Subject levelUndergraduate Level 3
Subject codeBTCH30002
Semester 1
FeesSubject EFTSL, Level, Discipline & Census Date

Students will acquire knowledge of the recent and important developments in biotechnology related to agriculture and food and develop an understanding of local and global issues in biotechnology in relation to environment health and sustainable crop and animal production. This subject will provide an overview of the integrated use of various biological technologies for the effective translation of novel research into agri-food related applications including steps involved in commercialisation of agri-food biotechnology-related products and services and international trade and related economic issues. The students will also develop understanding of contemporary social and economic issues arising due to adoption of biotechnology in the agri-food sector.

Intended learning outcomes

On completion of the subject, the student should develop:

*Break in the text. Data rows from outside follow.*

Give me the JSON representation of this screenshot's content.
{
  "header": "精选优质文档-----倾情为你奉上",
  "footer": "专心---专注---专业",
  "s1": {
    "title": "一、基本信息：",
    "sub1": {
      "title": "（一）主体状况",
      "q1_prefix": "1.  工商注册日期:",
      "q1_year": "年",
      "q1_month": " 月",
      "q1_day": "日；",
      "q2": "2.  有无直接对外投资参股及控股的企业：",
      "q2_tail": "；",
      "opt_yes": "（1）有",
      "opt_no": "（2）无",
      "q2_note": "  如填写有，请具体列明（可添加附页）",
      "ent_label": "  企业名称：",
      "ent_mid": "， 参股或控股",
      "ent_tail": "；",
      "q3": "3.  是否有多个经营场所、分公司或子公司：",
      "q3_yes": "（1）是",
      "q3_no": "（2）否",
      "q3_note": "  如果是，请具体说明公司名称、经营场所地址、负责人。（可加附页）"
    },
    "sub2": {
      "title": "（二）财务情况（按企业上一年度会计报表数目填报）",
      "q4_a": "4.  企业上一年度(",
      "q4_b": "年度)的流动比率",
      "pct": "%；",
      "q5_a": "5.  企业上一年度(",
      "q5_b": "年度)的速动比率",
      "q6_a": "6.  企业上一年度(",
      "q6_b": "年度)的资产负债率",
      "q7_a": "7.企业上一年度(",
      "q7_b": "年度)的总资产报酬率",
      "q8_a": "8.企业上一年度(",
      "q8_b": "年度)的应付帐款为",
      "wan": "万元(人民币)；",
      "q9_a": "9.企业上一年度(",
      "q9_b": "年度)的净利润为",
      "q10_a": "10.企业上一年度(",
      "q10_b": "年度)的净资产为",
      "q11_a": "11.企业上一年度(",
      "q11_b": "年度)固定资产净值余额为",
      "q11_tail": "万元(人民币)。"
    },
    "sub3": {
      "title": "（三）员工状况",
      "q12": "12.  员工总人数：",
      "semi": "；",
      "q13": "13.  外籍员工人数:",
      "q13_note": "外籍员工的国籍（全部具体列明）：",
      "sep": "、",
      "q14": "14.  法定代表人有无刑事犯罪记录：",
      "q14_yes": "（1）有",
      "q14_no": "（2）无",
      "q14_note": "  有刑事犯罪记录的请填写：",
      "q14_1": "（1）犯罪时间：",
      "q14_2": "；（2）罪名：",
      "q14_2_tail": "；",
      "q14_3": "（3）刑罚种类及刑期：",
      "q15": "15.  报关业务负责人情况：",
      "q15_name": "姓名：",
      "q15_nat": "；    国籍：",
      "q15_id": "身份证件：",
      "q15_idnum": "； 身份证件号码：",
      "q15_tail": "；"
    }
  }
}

  • An integrated multi-disciplinary view of contemporary scientific, social and economic issues relating to application of biotechnology in agriculture and food production
  • An understanding of processes involved in commercialisation of agri-food biotechnology related products and services
  • An understanding of how multidisciplinary solutions are required to address major problems relating to sustainability of global agriculture and human food supply

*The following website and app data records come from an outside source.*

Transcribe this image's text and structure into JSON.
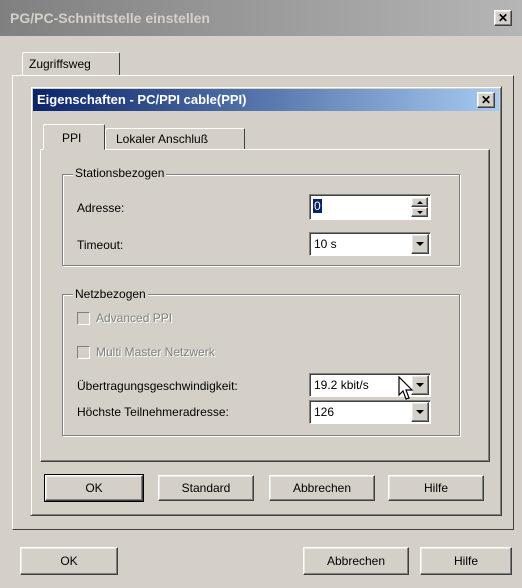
{
  "outer": {
    "title": "PG/PC-Schnittstelle einstellen",
    "tab_access": "Zugriffsweg",
    "ok": "OK",
    "cancel": "Abbrechen",
    "help": "Hilfe"
  },
  "inner": {
    "title": "Eigenschaften - PC/PPI cable(PPI)",
    "tabs": [
      {
        "label": "PPI",
        "active": true
      },
      {
        "label": "Lokaler Anschluß",
        "active": false
      }
    ],
    "station_group": {
      "title": "Stationsbezogen",
      "address_label": "Adresse:",
      "address_value": "0",
      "timeout_label": "Timeout:",
      "timeout_value": "10 s"
    },
    "network_group": {
      "title": "Netzbezogen",
      "advanced_ppi": "Advanced PPI",
      "multi_master": "Multi Master Netzwerk",
      "baud_label": "Übertragungsgeschwindigkeit:",
      "baud_value": "19.2 kbit/s",
      "highest_label": "Höchste Teilnehmeradresse:",
      "highest_value": "126"
    },
    "buttons": {
      "ok": "OK",
      "standard": "Standard",
      "cancel": "Abbrechen",
      "help": "Hilfe"
    }
  },
  "colors": {
    "face": "#d4d0c8",
    "title_active": "#0a246a",
    "title_inactive": "#808080"
  }
}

Generic skills

On completion of this subject students should have developed the following generic skills:

  • The ability to integrate interdisciplinary knowledge across broad discipline areas
  • The ability to examine and evaluate critically information from a variety of sources and assess its quality and relevance to issues under discussion.
  • The ability to write a logically argued and well researched written essay
  • The ability to develop as a well-informed citizen able to contribute to their community

Eligibility and requirements

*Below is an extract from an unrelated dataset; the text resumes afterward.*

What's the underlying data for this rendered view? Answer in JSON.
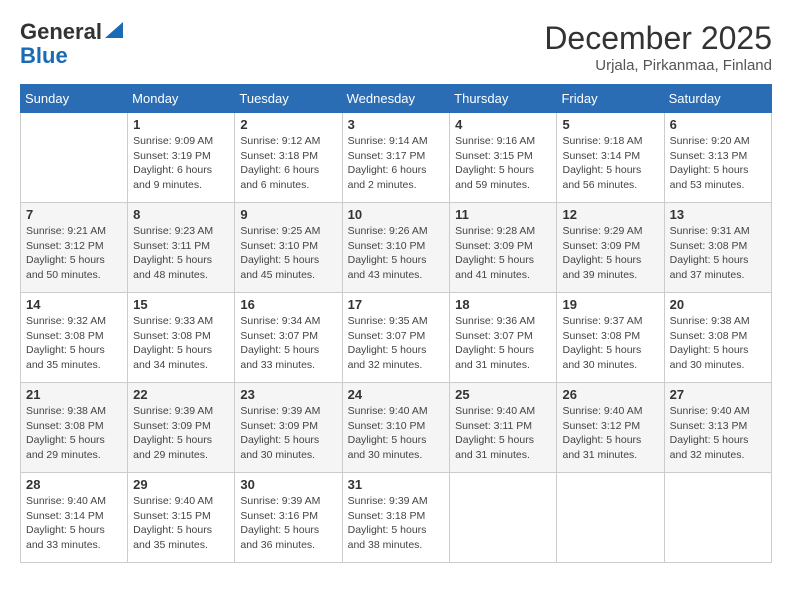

Non-allowed subjects


Core participation requirements

The University of Melbourne is committed to providing students with reasonable adjustments to assessment and participation under the Disability Standards for Education (2005), and the Assessment and Results Policy (MPF1326). Students are expected to meet the core participation requirements for their course. These can be viewed under Entry and Participation Requirements for the course outlines in the Handbook.

Further details on how to seek academic adjustments can be found on the Student Equity and Disability Support website: http://services.unimelb.edu.au/student-equity/home



  • Oral presentation and/or written submission, equivalent to 500 words due during the semester (10%)
  • 1-hour mid-semester written examination (25%), equivalent to 1,000 words (25%)
  • Review essay (1000 words) due during the semester (15%)
  • 2-hour end-of-semester written examination equivalent to 2,000 words (50%)

Hurdle requirement: Students must attend 8 out of 10 tutorials.

Dates & times

  • Semester 1
    Principal coordinatorMohan Singh
    Mode of deliveryOn Campus — Parkville
    Contact hours24 lectures and 12 hours of other activities (such as tutorials/group/forum discussions)
    Teaching period 4 March 2019 to 2 June 2019
    Last self-enrol date15 March 2019
    Census date31 March 2019
    Last date to withdraw without fail10 May 2019
    Assessment period ends28 June 2019

    Semester 1 contact information

Time commitment details

170 hours including 48 contact hours; 24 hours of class preparation and reading plus 30 hours of assessment related tasks.

Further information

Last updated: 1 May 2019